WHAT YOU SHOULD DO. The records below are to be reproduced word for word.

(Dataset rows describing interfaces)
------------------------------------

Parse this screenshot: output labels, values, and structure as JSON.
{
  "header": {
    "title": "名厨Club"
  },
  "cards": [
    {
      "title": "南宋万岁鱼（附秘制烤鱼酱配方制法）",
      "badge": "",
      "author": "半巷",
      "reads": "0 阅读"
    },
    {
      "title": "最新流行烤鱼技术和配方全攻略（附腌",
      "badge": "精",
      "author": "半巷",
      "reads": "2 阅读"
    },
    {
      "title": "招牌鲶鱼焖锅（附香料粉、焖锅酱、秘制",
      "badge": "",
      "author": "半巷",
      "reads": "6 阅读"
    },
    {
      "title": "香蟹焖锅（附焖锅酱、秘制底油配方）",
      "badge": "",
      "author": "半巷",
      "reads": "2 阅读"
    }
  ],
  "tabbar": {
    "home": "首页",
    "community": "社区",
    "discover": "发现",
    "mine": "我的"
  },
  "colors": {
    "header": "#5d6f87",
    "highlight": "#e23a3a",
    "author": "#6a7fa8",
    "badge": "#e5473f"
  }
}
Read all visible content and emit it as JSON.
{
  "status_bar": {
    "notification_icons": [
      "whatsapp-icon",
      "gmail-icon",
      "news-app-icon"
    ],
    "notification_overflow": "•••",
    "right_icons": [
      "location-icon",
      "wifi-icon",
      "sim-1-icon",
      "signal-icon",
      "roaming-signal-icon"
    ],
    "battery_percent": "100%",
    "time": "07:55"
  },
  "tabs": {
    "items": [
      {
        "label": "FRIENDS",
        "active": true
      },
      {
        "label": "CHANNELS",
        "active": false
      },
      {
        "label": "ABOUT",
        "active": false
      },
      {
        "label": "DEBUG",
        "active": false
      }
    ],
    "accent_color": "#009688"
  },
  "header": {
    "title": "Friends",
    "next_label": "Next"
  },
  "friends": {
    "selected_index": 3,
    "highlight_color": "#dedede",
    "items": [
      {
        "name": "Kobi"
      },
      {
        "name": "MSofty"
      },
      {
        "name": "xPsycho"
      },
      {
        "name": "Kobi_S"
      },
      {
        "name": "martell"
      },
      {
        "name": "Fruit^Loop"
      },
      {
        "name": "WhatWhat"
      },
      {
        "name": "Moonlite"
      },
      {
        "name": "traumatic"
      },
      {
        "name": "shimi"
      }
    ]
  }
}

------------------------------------

EXPECTED OUTPUT.
Parse this screenshot: output labels, values, and structure as JSON.
{
  "header": {
    "title": "名厨Club"
  },
  "cards": [
    {
      "title": "南宋万岁鱼（附秘制烤鱼酱配方制法）",
      "badge": "",
      "author": "半巷",
      "reads": "0 阅读"
    },
    {
      "title": "最新流行烤鱼技术和配方全攻略（附腌",
      "badge": "精",
      "author": "半巷",
      "reads": "2 阅读"
    },
    {
      "title": "招牌鲶鱼焖锅（附香料粉、焖锅酱、秘制",
      "badge": "",
      "author": "半巷",
      "reads": "6 阅读"
    },
    {
      "title": "香蟹焖锅（附焖锅酱、秘制底油配方）",
      "badge": "",
      "author": "半巷",
      "reads": "2 阅读"
    }
  ],
  "tabbar": {
    "home": "首页",
    "community": "社区",
    "discover": "发现",
    "mine": "我的"
  },
  "colors": {
    "header": "#5d6f87",
    "highlight": "#e23a3a",
    "author": "#6a7fa8",
    "badge": "#e5473f"
  }
}
Read all visible content and emit it as JSON.
{
  "status_bar": {
    "notification_icons": [
      "whatsapp-icon",
      "gmail-icon",
      "news-app-icon"
    ],
    "notification_overflow": "•••",
    "right_icons": [
      "location-icon",
      "wifi-icon",
      "sim-1-icon",
      "signal-icon",
      "roaming-signal-icon"
    ],
    "battery_percent": "100%",
    "time": "07:55"
  },
  "tabs": {
    "items": [
      {
        "label": "FRIENDS",
        "active": true
      },
      {
        "label": "CHANNELS",
        "active": false
      },
      {
        "label": "ABOUT",
        "active": false
      },
      {
        "label": "DEBUG",
        "active": false
      }
    ],
    "accent_color": "#009688"
  },
  "header": {
    "title": "Friends",
    "next_label": "Next"
  },
  "friends": {
    "selected_index": 3,
    "highlight_color": "#dedede",
    "items": [
      {
        "name": "Kobi"
      },
      {
        "name": "MSofty"
      },
      {
        "name": "xPsycho"
      },
      {
        "name": "Kobi_S"
      },
      {
        "name": "martell"
      },
      {
        "name": "Fruit^Loop"
      },
      {
        "name": "WhatWhat"
      },
      {
        "name": "Moonlite"
      },
      {
        "name": "traumatic"
      },
      {
        "name": "shimi"
      }
    ]
  }
}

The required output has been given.